AUMA had a conversation with the Honourable Tracy Allard, Minister of Municipal Affairs, to discuss areas of key interest to our municipalities.
AUMA: What sports team do you cheer for, and why?
Tracy Allard: As a University of British Columbia alumnus, I am a big fan of the Vancouver Canucks. I still root for them to this day, as I have a soft spot for underdogs. I also love the New England Patriots, who are the opposite of underdogs, because of their organizational commitment to success.
AUMA: What is your favourite activity in the fall?
Tracy Allard: Definitely sharing homemade pumpkin pie with friends and family.
AUMA: What would our members be surprised to learn about you?
Tracy Allard: I am a native Yukoner, so I really love a cold winter day – something in the neighbourhood of 40 below.
AUMA: What is your favourite sport and why?
Tracy Allard: Volleyball.

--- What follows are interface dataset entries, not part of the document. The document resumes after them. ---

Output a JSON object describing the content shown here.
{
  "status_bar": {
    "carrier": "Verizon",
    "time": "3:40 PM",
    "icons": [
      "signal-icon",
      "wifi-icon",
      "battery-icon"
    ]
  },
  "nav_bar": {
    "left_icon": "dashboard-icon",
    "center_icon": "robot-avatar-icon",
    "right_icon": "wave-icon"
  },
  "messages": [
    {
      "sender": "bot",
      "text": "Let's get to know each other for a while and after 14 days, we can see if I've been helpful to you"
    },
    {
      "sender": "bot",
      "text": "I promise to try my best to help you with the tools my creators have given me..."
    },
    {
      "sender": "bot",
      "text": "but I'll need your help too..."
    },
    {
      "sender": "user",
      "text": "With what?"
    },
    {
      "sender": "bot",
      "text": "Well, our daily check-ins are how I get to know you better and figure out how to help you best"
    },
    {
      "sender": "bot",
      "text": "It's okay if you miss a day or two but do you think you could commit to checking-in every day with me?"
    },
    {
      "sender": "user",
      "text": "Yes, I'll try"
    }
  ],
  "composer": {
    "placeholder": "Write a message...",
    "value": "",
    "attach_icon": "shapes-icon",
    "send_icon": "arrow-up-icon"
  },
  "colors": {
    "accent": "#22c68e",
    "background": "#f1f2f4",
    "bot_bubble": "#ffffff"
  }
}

I’m the proud parent of a stellar AAA volleyball player.
AUMA: You have been very involved as a volunteer over the years. Do you have a favourite volunteer story you would like to share?
Tracy Allard: For years, along with members of my church, I hosted a party at my home kitchen where we baked 100 apple pies for widowed seniors in the Grande Prairie area to have for Thanksgiving. My husband, Serge, and I are still cleaning up sugar and flour from this.
AUMA: What book are you reading right now?
Tracy Allard: Where the Crawdads Sing by Delia Owens.
AUMA: As local governments work with their neighbouring municipalities to enter into Intermunicipal Collaboration Frameworks, how do you plan to help municipalities complete these challenging but important negotiations before next year’s deadline?
Tracy Allard: The province understands that the COVID-19 pandemic has presented many challenges for municipalities who have yet to complete their Intermunicipal Collaboration Frameworks (ICFs). To support municipalities with the completion of their ICFs, we have extended the deadline to April 21, 2021, instead of April 1, 2020. Municipal Affairs has also made many departmental resources available to aid in the completion of ICFs, including the ICF workbook – which was developed in partnership with the AUMA and RMA – and which is available online.
AUMA: What is your vision for a partnership between the province and municipalities to fund and care for the essential infrastructure that Albertans rely on in each community?
Tracy Allard: The province and municipalities can and should be great partners in building and maintaining essential infrastructure. The Municipal Stimulus Program (MSP) is a good example of how that partnership can work. Through the MSP, the province is working closely with municipalities to identify shovel-ready infrastructure needs and flow the necessary funds. Local leaders often understand the needs of their communities best, so it’s important that the province have a close working relationship with local leaders in the funding and delivery of essential infrastructure.
AUMA: What do you see as the greatest challenge facing municipalities, and what opportunities do you see for your government, AUMA, and our members to work together in overcoming these challenges?
Tracy Allard: Like the province, municipalities are facing significant budget consequences as a result of the COVID-19 pandemic. Maintaining high levels of services delivery while managing these consequences will be the greatest challenge for leaders at every level. Through the pandemic, there have been regular town halls with the province and municipalities. I hope to keep those lines of communication open between the province and municipalities as we work toward and through the recovery.
AUMA: What has surprised you most about your portfolio since being appointed Minister of Municipal Affairs?
Tracy Allard: Many people think the Municipal Affairs portfolio is limited to administration issues, but it includes everything from emergency management to building codes to libraries. A lot of very important priorities touch Municipal Affairs. It is an extraordinarily broad and complex file that I’m looking forward to managing.
AUMA: What role do you see municipalities playing as the province recovers from the COVID-19 pandemic?
Tracy Allard: We know municipalities are uniquely positioned to help get our province through this pandemic. That is why we recently provided $1.1 billion in municipal stimulus support. Alberta’s local leaders know their communities best and will use this funding to help create jobs, attract investment, and spur economic development across our province. Our government is looking forward to working with them as partners to get the job done.
AUMA: What do you think is the future for municipal governance, particularly with respect to governance and regionalization?
Tracy Allard: The extraordinarily difficult circumstances presented by the COVID-19 pandemic have created an opportunity for some creative dialogue around this subject. I’m curious to know what our municipal leaders think and welcome their feedback. Regardless of what the future looks like, all Albertans live in municipalities, and all Albertans require strong, accountable representation from their local leaders.